What the task requires: Would you set down all of the entries below exactly as they stand?

Entries supplied:

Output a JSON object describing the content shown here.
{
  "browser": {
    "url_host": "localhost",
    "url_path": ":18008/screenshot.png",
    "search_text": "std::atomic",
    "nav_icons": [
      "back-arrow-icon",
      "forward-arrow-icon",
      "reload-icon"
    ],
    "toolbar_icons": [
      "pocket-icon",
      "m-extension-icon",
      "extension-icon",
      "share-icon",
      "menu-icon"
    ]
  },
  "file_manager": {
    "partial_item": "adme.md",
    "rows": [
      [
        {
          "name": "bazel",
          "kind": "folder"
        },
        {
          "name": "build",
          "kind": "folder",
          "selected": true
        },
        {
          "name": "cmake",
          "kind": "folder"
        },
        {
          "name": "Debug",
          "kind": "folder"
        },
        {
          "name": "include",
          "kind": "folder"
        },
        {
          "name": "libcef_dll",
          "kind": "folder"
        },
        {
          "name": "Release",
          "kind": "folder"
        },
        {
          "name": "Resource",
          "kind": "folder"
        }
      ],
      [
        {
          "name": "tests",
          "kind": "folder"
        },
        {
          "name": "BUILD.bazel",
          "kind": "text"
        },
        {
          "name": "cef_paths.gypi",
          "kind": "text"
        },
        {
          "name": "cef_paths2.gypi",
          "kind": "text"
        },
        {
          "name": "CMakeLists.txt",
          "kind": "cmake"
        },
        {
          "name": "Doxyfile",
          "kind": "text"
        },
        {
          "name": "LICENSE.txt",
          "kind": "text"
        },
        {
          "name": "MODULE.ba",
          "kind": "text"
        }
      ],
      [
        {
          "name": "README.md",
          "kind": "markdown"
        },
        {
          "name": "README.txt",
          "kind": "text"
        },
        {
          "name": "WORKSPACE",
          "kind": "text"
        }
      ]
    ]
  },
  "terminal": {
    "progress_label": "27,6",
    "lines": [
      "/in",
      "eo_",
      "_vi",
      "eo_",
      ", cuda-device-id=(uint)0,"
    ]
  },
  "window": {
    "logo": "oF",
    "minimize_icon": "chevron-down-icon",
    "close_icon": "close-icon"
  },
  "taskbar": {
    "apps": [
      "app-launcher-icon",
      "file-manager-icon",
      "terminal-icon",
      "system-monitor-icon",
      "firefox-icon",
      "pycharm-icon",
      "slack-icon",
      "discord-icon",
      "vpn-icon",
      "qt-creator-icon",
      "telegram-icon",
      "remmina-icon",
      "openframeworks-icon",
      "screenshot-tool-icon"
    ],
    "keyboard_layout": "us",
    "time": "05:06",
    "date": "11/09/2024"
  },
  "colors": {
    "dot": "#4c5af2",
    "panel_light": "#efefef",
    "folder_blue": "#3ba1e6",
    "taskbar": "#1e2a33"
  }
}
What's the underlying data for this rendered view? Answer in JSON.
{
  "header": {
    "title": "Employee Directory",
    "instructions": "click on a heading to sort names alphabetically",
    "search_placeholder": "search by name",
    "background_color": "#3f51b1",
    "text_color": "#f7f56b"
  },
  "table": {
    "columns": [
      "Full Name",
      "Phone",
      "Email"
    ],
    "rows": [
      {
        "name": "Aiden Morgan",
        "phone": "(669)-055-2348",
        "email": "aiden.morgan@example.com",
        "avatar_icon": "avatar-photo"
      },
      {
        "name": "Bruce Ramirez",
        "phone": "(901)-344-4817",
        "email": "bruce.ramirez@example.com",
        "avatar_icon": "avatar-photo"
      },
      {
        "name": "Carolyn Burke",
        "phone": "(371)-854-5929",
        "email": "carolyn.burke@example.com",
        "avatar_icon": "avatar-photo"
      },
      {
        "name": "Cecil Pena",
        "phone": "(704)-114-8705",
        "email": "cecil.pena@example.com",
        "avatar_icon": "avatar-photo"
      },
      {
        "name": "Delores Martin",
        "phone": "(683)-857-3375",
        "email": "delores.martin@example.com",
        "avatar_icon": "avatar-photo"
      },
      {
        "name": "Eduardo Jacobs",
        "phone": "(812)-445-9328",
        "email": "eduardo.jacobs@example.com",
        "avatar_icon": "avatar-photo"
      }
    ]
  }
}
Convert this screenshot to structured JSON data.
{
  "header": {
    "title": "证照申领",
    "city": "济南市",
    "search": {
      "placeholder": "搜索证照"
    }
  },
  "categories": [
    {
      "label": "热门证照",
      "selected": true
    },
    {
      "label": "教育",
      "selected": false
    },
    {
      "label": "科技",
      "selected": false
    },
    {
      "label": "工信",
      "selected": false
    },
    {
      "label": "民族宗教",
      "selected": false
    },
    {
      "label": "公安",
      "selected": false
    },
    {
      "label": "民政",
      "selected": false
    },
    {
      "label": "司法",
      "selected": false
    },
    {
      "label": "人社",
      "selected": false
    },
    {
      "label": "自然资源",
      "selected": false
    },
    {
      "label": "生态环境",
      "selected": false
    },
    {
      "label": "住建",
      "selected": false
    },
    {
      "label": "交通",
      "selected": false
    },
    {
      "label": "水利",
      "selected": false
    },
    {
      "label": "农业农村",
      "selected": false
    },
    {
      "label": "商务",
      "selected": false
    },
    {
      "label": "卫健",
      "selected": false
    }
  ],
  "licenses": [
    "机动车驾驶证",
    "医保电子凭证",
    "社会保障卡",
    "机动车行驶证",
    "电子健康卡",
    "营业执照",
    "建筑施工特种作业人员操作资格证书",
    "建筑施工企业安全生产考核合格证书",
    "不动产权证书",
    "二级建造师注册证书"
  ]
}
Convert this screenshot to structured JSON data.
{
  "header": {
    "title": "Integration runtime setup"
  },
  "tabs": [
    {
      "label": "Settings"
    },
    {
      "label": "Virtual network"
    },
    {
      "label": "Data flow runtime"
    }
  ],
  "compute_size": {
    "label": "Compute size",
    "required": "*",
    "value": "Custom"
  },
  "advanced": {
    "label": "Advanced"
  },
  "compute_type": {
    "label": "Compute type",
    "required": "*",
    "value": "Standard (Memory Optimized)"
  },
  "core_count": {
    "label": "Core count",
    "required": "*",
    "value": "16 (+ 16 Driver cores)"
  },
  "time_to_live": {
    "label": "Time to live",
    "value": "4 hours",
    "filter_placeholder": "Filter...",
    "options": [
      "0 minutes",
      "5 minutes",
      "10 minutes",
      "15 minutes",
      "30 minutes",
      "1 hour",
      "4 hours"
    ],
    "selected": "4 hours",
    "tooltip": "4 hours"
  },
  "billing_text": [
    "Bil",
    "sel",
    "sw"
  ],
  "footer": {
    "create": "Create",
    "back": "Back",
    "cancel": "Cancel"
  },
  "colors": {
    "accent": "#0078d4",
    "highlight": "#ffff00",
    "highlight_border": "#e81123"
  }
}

Exercise result:
Output a JSON object describing the content shown here.
{
  "browser": {
    "url_host": "localhost",
    "url_path": ":18008/screenshot.png",
    "search_text": "std::atomic",
    "nav_icons": [
      "back-arrow-icon",
      "forward-arrow-icon",
      "reload-icon"
    ],
    "toolbar_icons": [
      "pocket-icon",
      "m-extension-icon",
      "extension-icon",
      "share-icon",
      "menu-icon"
    ]
  },
  "file_manager": {
    "partial_item": "adme.md",
    "rows": [
      [
        {
          "name": "bazel",
          "kind": "folder"
        },
        {
          "name": "build",
          "kind": "folder",
          "selected": true
        },
        {
          "name": "cmake",
          "kind": "folder"
        },
        {
          "name": "Debug",
          "kind": "folder"
        },
        {
          "name": "include",
          "kind": "folder"
        },
        {
          "name": "libcef_dll",
          "kind": "folder"
        },
        {
          "name": "Release",
          "kind": "folder"
        },
        {
          "name": "Resource",
          "kind": "folder"
        }
      ],
      [
        {
          "name": "tests",
          "kind": "folder"
        },
        {
          "name": "BUILD.bazel",
          "kind": "text"
        },
        {
          "name": "cef_paths.gypi",
          "kind": "text"
        },
        {
          "name": "cef_paths2.gypi",
          "kind": "text"
        },
        {
          "name": "CMakeLists.txt",
          "kind": "cmake"
        },
        {
          "name": "Doxyfile",
          "kind": "text"
        },
        {
          "name": "LICENSE.txt",
          "kind": "text"
        },
        {
          "name": "MODULE.ba",
          "kind": "text"
        }
      ],
      [
        {
          "name": "README.md",
          "kind": "markdown"
        },
        {
          "name": "README.txt",
          "kind": "text"
        },
        {
          "name": "WORKSPACE",
          "kind": "text"
        }
      ]
    ]
  },
  "terminal": {
    "progress_label": "27,6",
    "lines": [
      "/in",
      "eo_",
      "_vi",
      "eo_",
      ", cuda-device-id=(uint)0,"
    ]
  },
  "window": {
    "logo": "oF",
    "minimize_icon": "chevron-down-icon",
    "close_icon": "close-icon"
  },
  "taskbar": {
    "apps": [
      "app-launcher-icon",
      "file-manager-icon",
      "terminal-icon",
      "system-monitor-icon",
      "firefox-icon",
      "pycharm-icon",
      "slack-icon",
      "discord-icon",
      "vpn-icon",
      "qt-creator-icon",
      "telegram-icon",
      "remmina-icon",
      "openframeworks-icon",
      "screenshot-tool-icon"
    ],
    "keyboard_layout": "us",
    "time": "05:06",
    "date": "11/09/2024"
  },
  "colors": {
    "dot": "#4c5af2",
    "panel_light": "#efefef",
    "folder_blue": "#3ba1e6",
    "taskbar": "#1e2a33"
  }
}
What's the underlying data for this rendered view? Answer in JSON.
{
  "header": {
    "title": "Employee Directory",
    "instructions": "click on a heading to sort names alphabetically",
    "search_placeholder": "search by name",
    "background_color": "#3f51b1",
    "text_color": "#f7f56b"
  },
  "table": {
    "columns": [
      "Full Name",
      "Phone",
      "Email"
    ],
    "rows": [
      {
        "name": "Aiden Morgan",
        "phone": "(669)-055-2348",
        "email": "aiden.morgan@example.com",
        "avatar_icon": "avatar-photo"
      },
      {
        "name": "Bruce Ramirez",
        "phone": "(901)-344-4817",
        "email": "bruce.ramirez@example.com",
        "avatar_icon": "avatar-photo"
      },
      {
        "name": "Carolyn Burke",
        "phone": "(371)-854-5929",
        "email": "carolyn.burke@example.com",
        "avatar_icon": "avatar-photo"
      },
      {
        "name": "Cecil Pena",
        "phone": "(704)-114-8705",
        "email": "cecil.pena@example.com",
        "avatar_icon": "avatar-photo"
      },
      {
        "name": "Delores Martin",
        "phone": "(683)-857-3375",
        "email": "delores.martin@example.com",
        "avatar_icon": "avatar-photo"
      },
      {
        "name": "Eduardo Jacobs",
        "phone": "(812)-445-9328",
        "email": "eduardo.jacobs@example.com",
        "avatar_icon": "avatar-photo"
      }
    ]
  }
}
Convert this screenshot to structured JSON data.
{
  "header": {
    "title": "证照申领",
    "city": "济南市",
    "search": {
      "placeholder": "搜索证照"
    }
  },
  "categories": [
    {
      "label": "热门证照",
      "selected": true
    },
    {
      "label": "教育",
      "selected": false
    },
    {
      "label": "科技",
      "selected": false
    },
    {
      "label": "工信",
      "selected": false
    },
    {
      "label": "民族宗教",
      "selected": false
    },
    {
      "label": "公安",
      "selected": false
    },
    {
      "label": "民政",
      "selected": false
    },
    {
      "label": "司法",
      "selected": false
    },
    {
      "label": "人社",
      "selected": false
    },
    {
      "label": "自然资源",
      "selected": false
    },
    {
      "label": "生态环境",
      "selected": false
    },
    {
      "label": "住建",
      "selected": false
    },
    {
      "label": "交通",
      "selected": false
    },
    {
      "label": "水利",
      "selected": false
    },
    {
      "label": "农业农村",
      "selected": false
    },
    {
      "label": "商务",
      "selected": false
    },
    {
      "label": "卫健",
      "selected": false
    }
  ],
  "licenses": [
    "机动车驾驶证",
    "医保电子凭证",
    "社会保障卡",
    "机动车行驶证",
    "电子健康卡",
    "营业执照",
    "建筑施工特种作业人员操作资格证书",
    "建筑施工企业安全生产考核合格证书",
    "不动产权证书",
    "二级建造师注册证书"
  ]
}
Convert this screenshot to structured JSON data.
{
  "header": {
    "title": "Integration runtime setup"
  },
  "tabs": [
    {
      "label": "Settings"
    },
    {
      "label": "Virtual network"
    },
    {
      "label": "Data flow runtime"
    }
  ],
  "compute_size": {
    "label": "Compute size",
    "required": "*",
    "value": "Custom"
  },
  "advanced": {
    "label": "Advanced"
  },
  "compute_type": {
    "label": "Compute type",
    "required": "*",
    "value": "Standard (Memory Optimized)"
  },
  "core_count": {
    "label": "Core count",
    "required": "*",
    "value": "16 (+ 16 Driver cores)"
  },
  "time_to_live": {
    "label": "Time to live",
    "value": "4 hours",
    "filter_placeholder": "Filter...",
    "options": [
      "0 minutes",
      "5 minutes",
      "10 minutes",
      "15 minutes",
      "30 minutes",
      "1 hour",
      "4 hours"
    ],
    "selected": "4 hours",
    "tooltip": "4 hours"
  },
  "billing_text": [
    "Bil",
    "sel",
    "sw"
  ],
  "footer": {
    "create": "Create",
    "back": "Back",
    "cancel": "Cancel"
  },
  "colors": {
    "accent": "#0078d4",
    "highlight": "#ffff00",
    "highlight_border": "#e81123"
  }
}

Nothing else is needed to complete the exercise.